Posted by: floridanature | April 12, 2008

Manatees, Limpkins and What’s Around the Next Corner

I rode the St. Johns again last week. I did so not with a kayak, as per usual, but aboard a large covered pontoon boat that was traveling for six days between Sanford, where I live, and Jacksonville, about 165 miles to the north.

The circumstance was an “eco-heritage” tour by the RiverKeeper, an event that’s intended to raise a bit of money for that non-profit—and more importantly, to introduce others to the sublime natural joys of the St. Johns. The folks who sign up for such trips are usually pretty good sports, and after a day or so on the river, they sucumb to the redemptive powers of nature and crank it down a couple of notches. Some are already there, but many are not. Each turn in the river reveals another aesthetic—and the bend itself is great anticipation. As M.K. Rawlings’ cohort Dessie Smith once told us in explaining her affinity for rivers: “I like to always see what’s around the corner.”

And so we go down the river to do so. Aesthetics are guaranteed—the landscape vista of the river is enormous, a relic of the time when wildness stretched from end to end across this warm, sub-tropic peninsula. We stop at Blue Spring on the river, a place where my old spiritual bud Billy Bartram also once stopped, and reflected. The spring was actually blue then, although in the last few years a spike in nutrient loading has done its job well: Algae, stimulated to grow because of the nitrogen, had turned the water green.

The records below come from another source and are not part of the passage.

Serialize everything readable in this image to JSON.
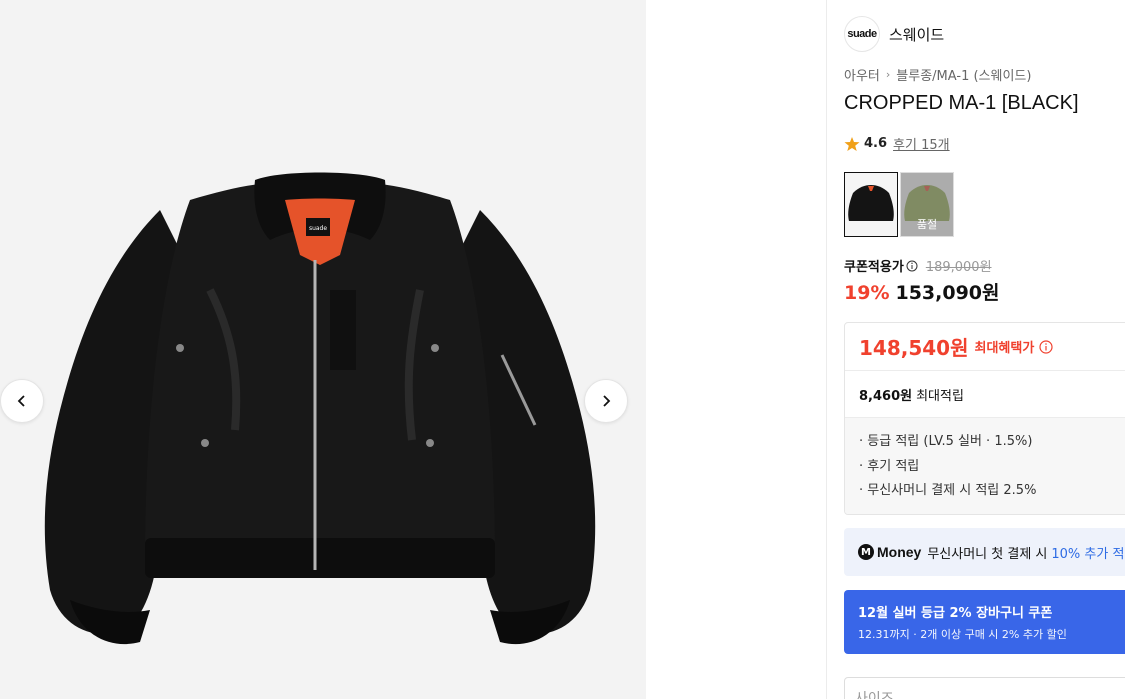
{
  "gallery": {
    "image_alt": "CROPPED MA-1 [BLACK] jacket",
    "prev_icon": "chevron-left-icon",
    "next_icon": "chevron-right-icon",
    "jacket_tag": "suade"
  },
  "brand": {
    "logo_text": "suade",
    "name": "스웨이드"
  },
  "breadcrumb": {
    "items": [
      "아우터",
      "블루종/MA-1 (스웨이드)"
    ],
    "separator": "›"
  },
  "product": {
    "title": "CROPPED MA-1 [BLACK]",
    "rating": "4.6",
    "reviews": "후기 15개",
    "star_color": "#f0a019"
  },
  "swatches": [
    {
      "color": "black",
      "selected": true,
      "label": ""
    },
    {
      "color": "olive",
      "selected": false,
      "label": "품절"
    }
  ],
  "price": {
    "coupon_label": "쿠폰적용가",
    "original": "189,000원",
    "discount": "19%",
    "current": "153,090원",
    "accent_color": "#f0412e"
  },
  "benefits": {
    "max_price": "148,540원",
    "max_label": "최대혜택가",
    "points_value": "8,460원",
    "points_label": "최대적립",
    "items": [
      "· 등급 적립 (LV.5 실버 · 1.5%)",
      "· 후기 적립",
      "· 무신사머니 결제 시 적립 2.5%"
    ]
  },
  "money_banner": {
    "badge": "M",
    "word": "Money",
    "text": "무신사머니 첫 결제 시",
    "highlight": "10% 추가 적"
  },
  "coupon_banner": {
    "title": "12월 실버 등급 2% 장바구니 쿠폰",
    "subtitle": "12.31까지 · 2개 이상 구매 시 2% 추가 할인",
    "bg_color": "#3966e8"
  },
  "size_select": {
    "placeholder": "사이즈"
  }
}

Despite its problems, Blue is still a magnicent limestone vent slicing a 45 degree tunnel-like conduit down into the soft rock. At the bottom, the upwelling is enormous, and a wondrous reminder of the power that the earth has in store for us.

And so, during a stop at Blue, we see two manatees, odd this time of the year when the river water is warmer than the 72 degree spring. Maybe they just came in to check it out, see if any of their buds were there. They were easy to spot, on the other side of the run, laying on the bottom like giant gray sausages. Except they both wore electronic transmission collars with little flags so that folks who care about such things could keep better track of their movement. I wondered to myself about waking up some morning with an electronic collar and a little flag attached to me so the official and very serious humans can keep tabs on me. I’m figuring it’s just a matter of time.

We saw limpkins too—first, one actually bathing in the river as it were a behemoth bird bath; and several more, feeding on snails along the shore of sabal palms and sweet gum and cypress. Seeing a limpking is like seeing an otter for me. There’s no accounting for the deep and full satisfaction in my heart to watch them at their special work on this special river.

One of the passengers on the boat begin to zing me because I had been diving in the spring, the depths beyond 60 feet of which are off limits to all but certified cave divers. I’ve had training in that underwater behavior, but it didn’t seem to satisfy her. The woman looked really old and weathered and had a decided crankiness about her. Unbidden, she informed me she had been cave diving for 40 years. And while I wanted to ask her what she had learned about the secrets of nature and hydrology and deep, mysterious places in the rock under us, I realized it probably didn’t matter much to her.

I left the boat soon after Blue Spring, at Hontoon Island, and on the way home by car, thought about the day. Nature can work miracles sometimes, but one must be open to it for that to happen. It seldom can crack an ego that is born from years of real world neglect. And so the boat went on, always searching for what was around the next corner—honoring the only caveat, that nature will calm us. But we have to want to be calmed.



  1. For some reason both of the Manatees/Limpkins entries refuse to come up for me. The others have.

Leave a Reply

Fill in your details below or click an icon to log in: Logo

You are commenting using your account. Log Out /  Change )

Google+ photo

You are commenting using your Google+ account. Log Out /  Change )

Twitter picture

You are commenting using your Twitter account. Log Out /  Change )

Facebook photo

You are commenting using your Facebook account. Log Out /  Change )


Connecting to %s


%d bloggers like this: